Who said: “Two vast and trunkless legs of stone
Stand in the desert. Near them, on the sand,
Half sunk, a shattered visage lies, whose frown,
And wrinkled lip, and sneer of cold command,
Tell that its sculptor well those passions read
Which yet survive, stamped on these lifeless things,
The hand that mocked them and the heart that fed.

And on the pedestal these words appear—
‘My name is Ozymandias, king of kings:
Look on my works, ye Mighty, and despair!’
Nothing beside remains. Round the decay
Of that colossal wreck, boundless and bare
The lone and level sands stretch far away.”

Percy Bysshe Shelley

Shelley’s “Ozymandias” was written in a friendly contest with Horace Smith, who gave his poem the same title. Both poems were published in The Examiner, Shelley’s on Jan 11, 1818 under the pen name Glirastes. A few weeks later, on Feb 1, 1818, Smith’s poem was published under the initials H.S. on 1 February 1818. He later renamed his poem

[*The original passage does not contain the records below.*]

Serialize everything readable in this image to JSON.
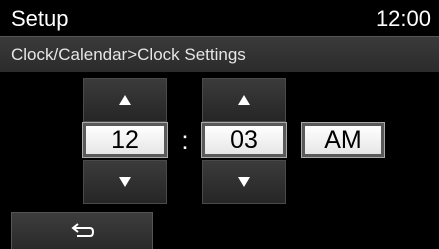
{
  "header": {
    "title": "Setup",
    "clock": "12:00"
  },
  "breadcrumb": "Clock/Calendar>Clock Settings",
  "time": {
    "hour": "12",
    "separator": ":",
    "minute": "03",
    "period": "AM"
  },
  "icons": {
    "hour_up": "triangle-up-icon",
    "hour_down": "triangle-down-icon",
    "minute_up": "triangle-up-icon",
    "minute_down": "triangle-down-icon",
    "back": "return-arrow-icon"
  }
}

Percy Bysshe Shelley Contemporaries
John Clare
William Cullen Bryant
John Keats
Samuel Lover

See Horace Smith’s poem on page 2